- [Task item]: Select every line containing the word "Gomes" from the material, and copy those lines.

-=-=-=-=-

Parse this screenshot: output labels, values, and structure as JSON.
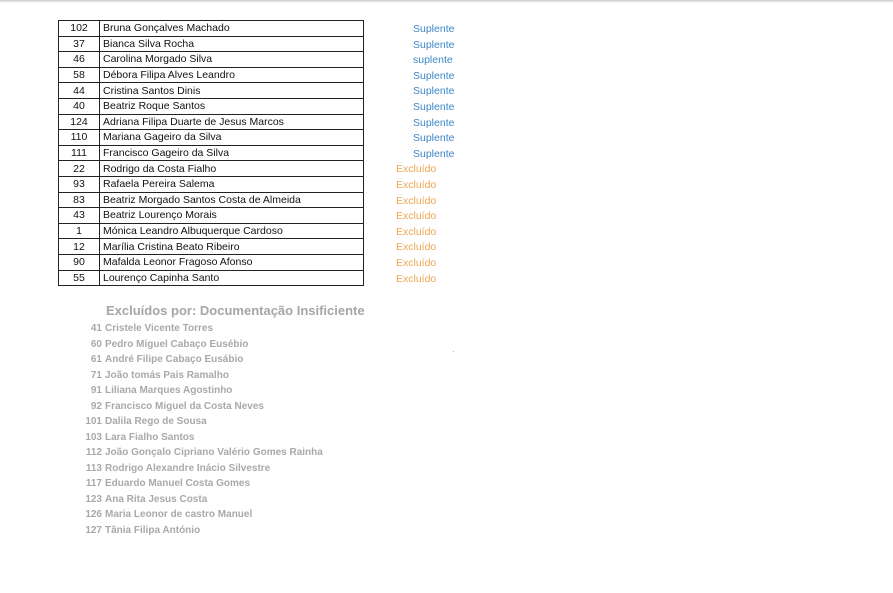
{
  "rows": [
    {
      "num": "102",
      "name": "Bruna Gonçalves Machado",
      "status": "Suplente",
      "type": "suplente"
    },
    {
      "num": "37",
      "name": "Bianca Silva Rocha",
      "status": "Suplente",
      "type": "suplente"
    },
    {
      "num": "46",
      "name": "Carolina Morgado Silva",
      "status": "suplente",
      "type": "suplente"
    },
    {
      "num": "58",
      "name": "Débora Filipa Alves Leandro",
      "status": "Suplente",
      "type": "suplente"
    },
    {
      "num": "44",
      "name": "Cristina Santos Dinis",
      "status": "Suplente",
      "type": "suplente"
    },
    {
      "num": "40",
      "name": "Beatriz Roque Santos",
      "status": "Suplente",
      "type": "suplente"
    },
    {
      "num": "124",
      "name": "Adriana Filipa Duarte de Jesus Marcos",
      "status": "Suplente",
      "type": "suplente"
    },
    {
      "num": "110",
      "name": "Mariana Gageiro da Silva",
      "status": "Suplente",
      "type": "suplente"
    },
    {
      "num": "111",
      "name": "Francisco Gageiro da Silva",
      "status": "Suplente",
      "type": "suplente"
    },
    {
      "num": "22",
      "name": "Rodrigo da Costa Fialho",
      "status": "Excluído",
      "type": "excluido"
    },
    {
      "num": "93",
      "name": "Rafaela Pereira Salema",
      "status": "Excluído",
      "type": "excluido"
    },
    {
      "num": "83",
      "name": "Beatriz Morgado Santos Costa de Almeida",
      "status": "Excluído",
      "type": "excluido"
    },
    {
      "num": "43",
      "name": "Beatriz Lourenço Morais",
      "status": "Excluído",
      "type": "excluido"
    },
    {
      "num": "1",
      "name": "Mónica Leandro Albuquerque Cardoso",
      "status": "Excluído",
      "type": "excluido"
    },
    {
      "num": "12",
      "name": "Marília Cristina Beato Ribeiro",
      "status": "Excluído",
      "type": "excluido"
    },
    {
      "num": "90",
      "name": "Mafalda Leonor Fragoso Afonso",
      "status": "Excluído",
      "type": "excluido"
    },
    {
      "num": "55",
      "name": "Lourenço Capinha Santo",
      "status": "Excluído",
      "type": "excluido"
    }
  ],
  "excluded_section": {
    "title": "Excluídos por: Documentação Insificiente",
    "items": [
      {
        "num": "41",
        "name": "Cristele Vicente Torres"
      },
      {
        "num": "60",
        "name": "Pedro Miguel Cabaço Eusébio"
      },
      {
        "num": "61",
        "name": "André Filipe Cabaço Eusábio"
      },
      {
        "num": "71",
        "name": "João tomás Pais Ramalho"
      },
      {
        "num": "91",
        "name": "Liliana Marques Agostinho"
      },
      {
        "num": "92",
        "name": "Francisco Miguel da Costa Neves"
      },
      {
        "num": "101",
        "name": "Dalila Rego de Sousa"
      },
      {
        "num": "103",
        "name": "Lara Fialho Santos"
      },
      {
        "num": "112",
        "name": "João Gonçalo Cipriano Valério Gomes Rainha"
      },
      {
        "num": "113",
        "name": "Rodrigo Alexandre Inácio Silvestre"
      },
      {
        "num": "117",
        "name": "Eduardo Manuel Costa Gomes"
      },
      {
        "num": "123",
        "name": "Ana Rita Jesus Costa"
      },
      {
        "num": "126",
        "name": "Maria Leonor de castro Manuel"
      },
      {
        "num": "127",
        "name": "Tânia Filipa António"
      }
    ]
  },
  "colors": {
    "suplente": "#3b87c9",
    "excluido": "#f0a550",
    "section_text": "#a6a6a6"
  }
}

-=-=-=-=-

- [Your response]:
        "name": "João Gonçalo Cipriano Valério Gomes Rainha"
        "name": "Eduardo Manuel Costa Gomes"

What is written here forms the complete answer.